---------- INFORMATION SUPPLIED
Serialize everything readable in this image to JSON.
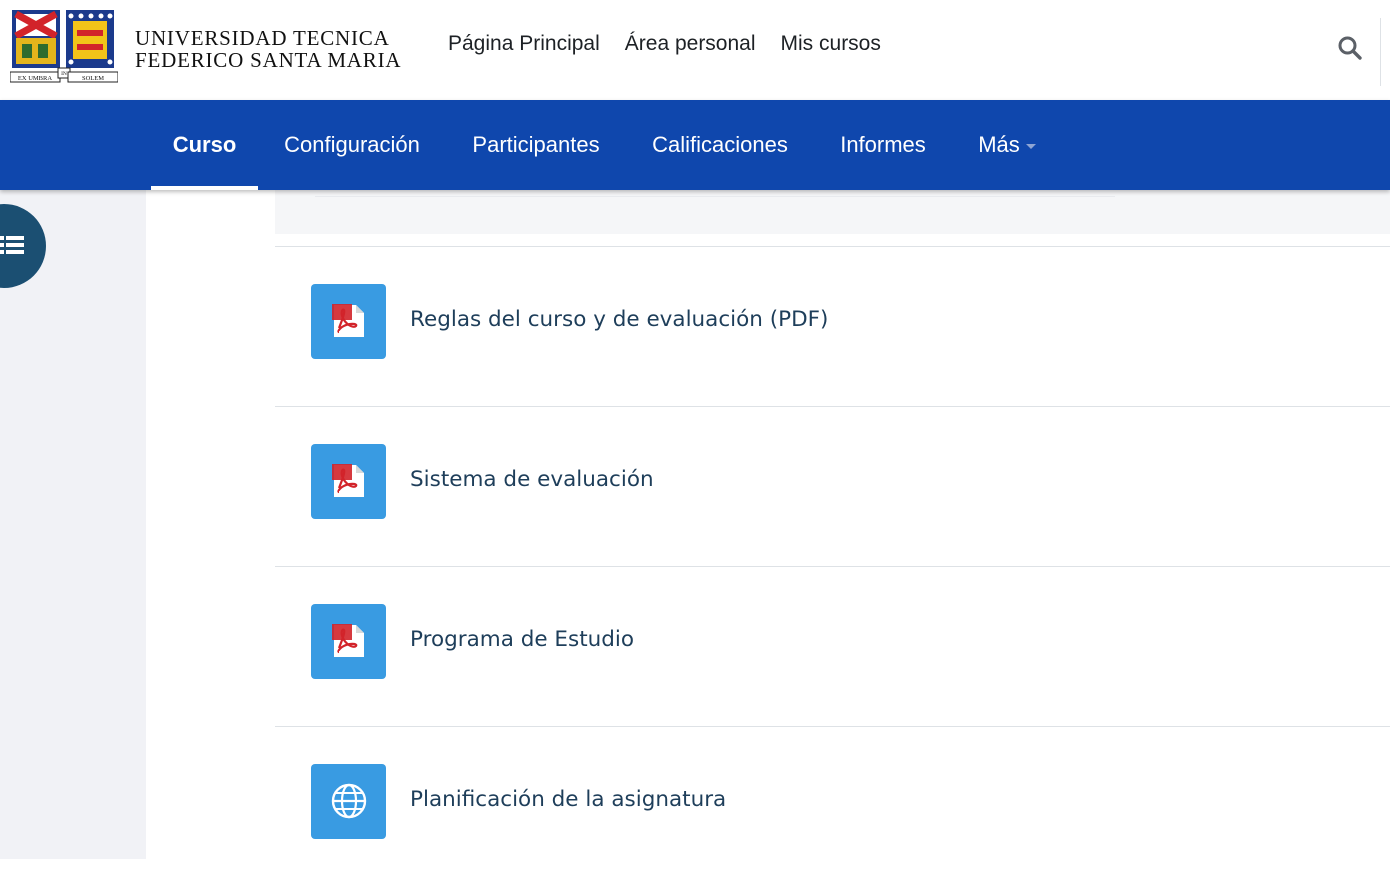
{
  "header": {
    "brand_line1": "UNIVERSIDAD TECNICA",
    "brand_line2": "FEDERICO SANTA MARIA",
    "logo_motto_left": "EX UMBRA",
    "logo_motto_mid": "IN",
    "logo_motto_right": "SOLEM",
    "nav": [
      {
        "label": "Página Principal"
      },
      {
        "label": "Área personal"
      },
      {
        "label": "Mis cursos"
      }
    ],
    "search_icon": "search-icon"
  },
  "course_nav": {
    "tabs": [
      {
        "label": "Curso",
        "active": true
      },
      {
        "label": "Configuración"
      },
      {
        "label": "Participantes"
      },
      {
        "label": "Calificaciones"
      },
      {
        "label": "Informes"
      },
      {
        "label": "Más",
        "has_dropdown": true
      }
    ]
  },
  "drawer": {
    "toggle_icon": "list-icon"
  },
  "activities": [
    {
      "name": "Reglas del curso y de evaluación (PDF)",
      "icon": "pdf-icon"
    },
    {
      "name": "Sistema de evaluación",
      "icon": "pdf-icon"
    },
    {
      "name": "Programa de Estudio",
      "icon": "pdf-icon"
    },
    {
      "name": "Planificación de la asignatura",
      "icon": "globe-icon"
    }
  ],
  "colors": {
    "nav_blue": "#0f47ad",
    "activity_icon_bg": "#399be2",
    "drawer_toggle": "#1b4f72",
    "link_text": "#1e3e5a"
  }
}
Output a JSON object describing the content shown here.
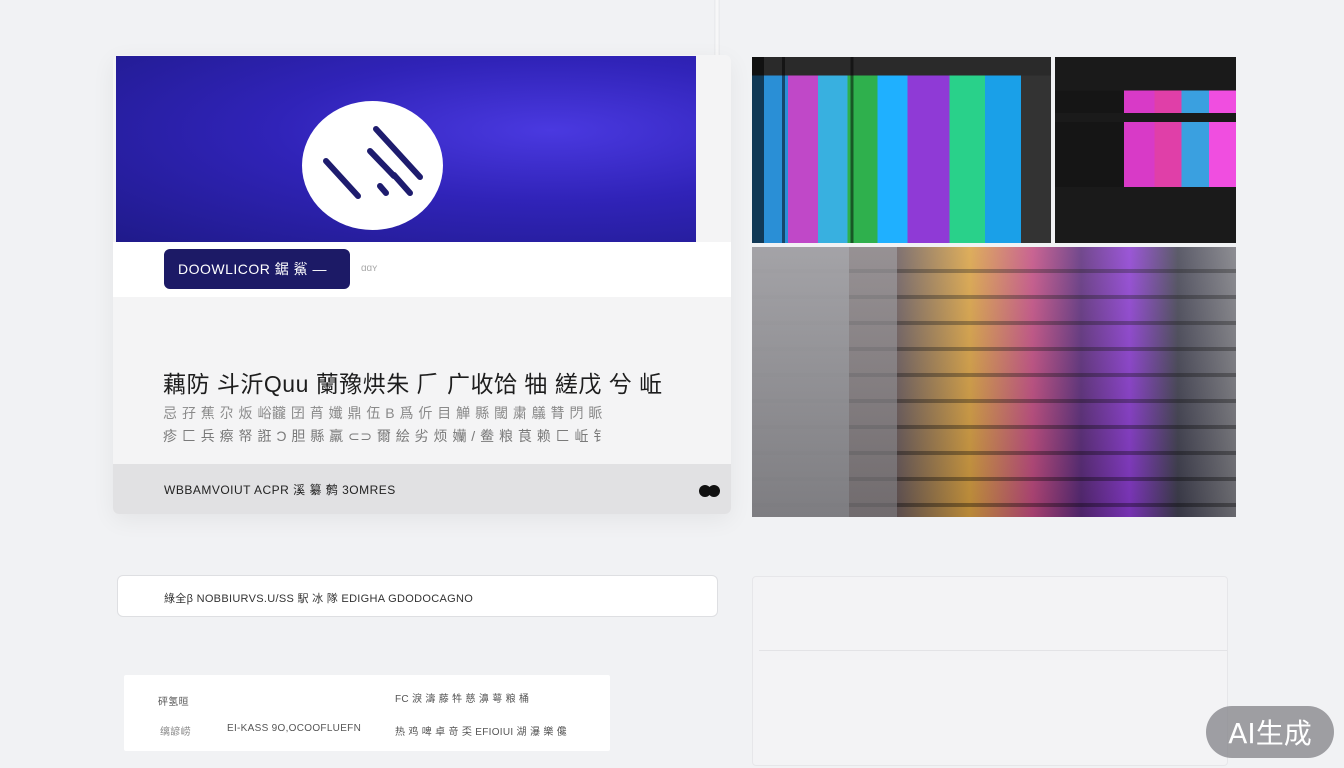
{
  "main_card": {
    "download_button_label": "DOOWLICOR 鋸 鯊 —",
    "band_note": "ɑɑʏ",
    "headline": "藕防 斗沂Quu 蘭豫烘朱 𠂆 广收饸 牰 縒戊 兮 岴",
    "subline_1": "忌 孖 蕉 尕 炍   峪龖 囝 莦 孅 鼎 伍 B 爲 伒   目 觯 縣 閾 粛 鸃 甧 閁 眽",
    "subline_2": "疹 匚 兵 瘵 帑 誑 Ɔ 胆 縣 羸   ⊂⊃   爾 絵 劣 烦 孏 / 鲞 粮 茛 赖 匚 岴 钅",
    "footer_text": "WBBAMVOIUT ACPR 溪 纂 鹩 3OMRES",
    "dots_icon": "dots-icon"
  },
  "info_bar": {
    "text": "綠全β NOBBIURVS.U/SS 駅 冰 隊 EDIGHA GDODOCAGNO"
  },
  "small_card": {
    "left_line_1": "砰氢晅",
    "left_line_2": "缡諺崂",
    "mid_line_2": "EI-KASS  9O,OCOOFLUEFN",
    "right_line_1": "FC 淚 濤 藤 牪 慈 濞 萼 粮 桶",
    "right_line_2": "热 鸡 啤 卓 竒 奀 EFIOIUI 湖 瀑 樂 儳"
  },
  "badge": {
    "label": "AI生成"
  },
  "colors": {
    "hero_blue": "#3023b8",
    "button_navy": "#1c1a66",
    "page_bg": "#f1f2f4"
  }
}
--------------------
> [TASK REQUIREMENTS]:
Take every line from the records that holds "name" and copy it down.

> [WORKED SOLUTION]:
      "name": "Reglas del curso y de evaluación (PDF)",
      "name": "Sistema de evaluación",
      "name": "Programa de Estudio",
      "name": "Planificación de la asignatura",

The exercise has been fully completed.